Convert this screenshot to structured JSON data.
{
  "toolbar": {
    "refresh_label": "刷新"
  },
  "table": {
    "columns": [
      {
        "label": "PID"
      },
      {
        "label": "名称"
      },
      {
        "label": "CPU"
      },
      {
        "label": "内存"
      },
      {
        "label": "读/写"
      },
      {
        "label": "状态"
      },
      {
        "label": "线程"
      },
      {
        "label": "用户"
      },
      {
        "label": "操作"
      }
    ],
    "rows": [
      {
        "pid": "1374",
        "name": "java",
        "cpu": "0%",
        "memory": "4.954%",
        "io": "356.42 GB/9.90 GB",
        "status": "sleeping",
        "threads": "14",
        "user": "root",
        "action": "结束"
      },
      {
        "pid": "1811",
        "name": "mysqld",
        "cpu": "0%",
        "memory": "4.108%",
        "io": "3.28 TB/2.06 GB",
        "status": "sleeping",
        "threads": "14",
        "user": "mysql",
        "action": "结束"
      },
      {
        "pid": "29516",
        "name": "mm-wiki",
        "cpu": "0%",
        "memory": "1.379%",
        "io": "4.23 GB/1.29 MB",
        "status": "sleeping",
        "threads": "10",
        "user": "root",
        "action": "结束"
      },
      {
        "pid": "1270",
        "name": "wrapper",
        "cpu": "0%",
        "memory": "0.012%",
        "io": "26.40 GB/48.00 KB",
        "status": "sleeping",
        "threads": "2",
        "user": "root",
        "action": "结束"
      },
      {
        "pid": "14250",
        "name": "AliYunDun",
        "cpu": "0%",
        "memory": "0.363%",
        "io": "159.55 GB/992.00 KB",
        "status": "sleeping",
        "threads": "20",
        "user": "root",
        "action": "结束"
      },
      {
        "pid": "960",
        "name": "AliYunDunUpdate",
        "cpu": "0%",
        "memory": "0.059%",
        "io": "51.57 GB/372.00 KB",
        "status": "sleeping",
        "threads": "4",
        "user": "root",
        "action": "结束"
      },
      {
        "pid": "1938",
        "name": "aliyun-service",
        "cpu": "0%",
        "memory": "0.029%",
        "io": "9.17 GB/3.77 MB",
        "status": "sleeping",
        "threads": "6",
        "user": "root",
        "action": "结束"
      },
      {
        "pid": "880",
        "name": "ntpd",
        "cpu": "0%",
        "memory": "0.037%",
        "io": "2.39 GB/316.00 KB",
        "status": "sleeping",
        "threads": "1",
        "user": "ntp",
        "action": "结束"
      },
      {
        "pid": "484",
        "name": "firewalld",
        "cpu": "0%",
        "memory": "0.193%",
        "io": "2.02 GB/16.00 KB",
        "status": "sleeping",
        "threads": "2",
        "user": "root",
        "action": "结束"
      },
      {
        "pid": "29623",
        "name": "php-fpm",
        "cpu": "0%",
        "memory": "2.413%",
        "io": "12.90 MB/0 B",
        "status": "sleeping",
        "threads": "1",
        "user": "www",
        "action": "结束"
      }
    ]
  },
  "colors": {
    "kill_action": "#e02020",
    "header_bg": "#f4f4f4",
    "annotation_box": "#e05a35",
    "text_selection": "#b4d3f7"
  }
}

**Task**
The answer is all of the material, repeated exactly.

**Written solution**
Convert this screenshot to structured JSON data.
{
  "toolbar": {
    "refresh_label": "刷新"
  },
  "table": {
    "columns": [
      {
        "label": "PID"
      },
      {
        "label": "名称"
      },
      {
        "label": "CPU"
      },
      {
        "label": "内存"
      },
      {
        "label": "读/写"
      },
      {
        "label": "状态"
      },
      {
        "label": "线程"
      },
      {
        "label": "用户"
      },
      {
        "label": "操作"
      }
    ],
    "rows": [
      {
        "pid": "1374",
        "name": "java",
        "cpu": "0%",
        "memory": "4.954%",
        "io": "356.42 GB/9.90 GB",
        "status": "sleeping",
        "threads": "14",
        "user": "root",
        "action": "结束"
      },
      {
        "pid": "1811",
        "name": "mysqld",
        "cpu": "0%",
        "memory": "4.108%",
        "io": "3.28 TB/2.06 GB",
        "status": "sleeping",
        "threads": "14",
        "user": "mysql",
        "action": "结束"
      },
      {
        "pid": "29516",
        "name": "mm-wiki",
        "cpu": "0%",
        "memory": "1.379%",
        "io": "4.23 GB/1.29 MB",
        "status": "sleeping",
        "threads": "10",
        "user": "root",
        "action": "结束"
      },
      {
        "pid": "1270",
        "name": "wrapper",
        "cpu": "0%",
        "memory": "0.012%",
        "io": "26.40 GB/48.00 KB",
        "status": "sleeping",
        "threads": "2",
        "user": "root",
        "action": "结束"
      },
      {
        "pid": "14250",
        "name": "AliYunDun",
        "cpu": "0%",
        "memory": "0.363%",
        "io": "159.55 GB/992.00 KB",
        "status": "sleeping",
        "threads": "20",
        "user": "root",
        "action": "结束"
      },
      {
        "pid": "960",
        "name": "AliYunDunUpdate",
        "cpu": "0%",
        "memory": "0.059%",
        "io": "51.57 GB/372.00 KB",
        "status": "sleeping",
        "threads": "4",
        "user": "root",
        "action": "结束"
      },
      {
        "pid": "1938",
        "name": "aliyun-service",
        "cpu": "0%",
        "memory": "0.029%",
        "io": "9.17 GB/3.77 MB",
        "status": "sleeping",
        "threads": "6",
        "user": "root",
        "action": "结束"
      },
      {
        "pid": "880",
        "name": "ntpd",
        "cpu": "0%",
        "memory": "0.037%",
        "io": "2.39 GB/316.00 KB",
        "status": "sleeping",
        "threads": "1",
        "user": "ntp",
        "action": "结束"
      },
      {
        "pid": "484",
        "name": "firewalld",
        "cpu": "0%",
        "memory": "0.193%",
        "io": "2.02 GB/16.00 KB",
        "status": "sleeping",
        "threads": "2",
        "user": "root",
        "action": "结束"
      },
      {
        "pid": "29623",
        "name": "php-fpm",
        "cpu": "0%",
        "memory": "2.413%",
        "io": "12.90 MB/0 B",
        "status": "sleeping",
        "threads": "1",
        "user": "www",
        "action": "结束"
      }
    ]
  },
  "colors": {
    "kill_action": "#e02020",
    "header_bg": "#f4f4f4",
    "annotation_box": "#e05a35",
    "text_selection": "#b4d3f7"
  }
}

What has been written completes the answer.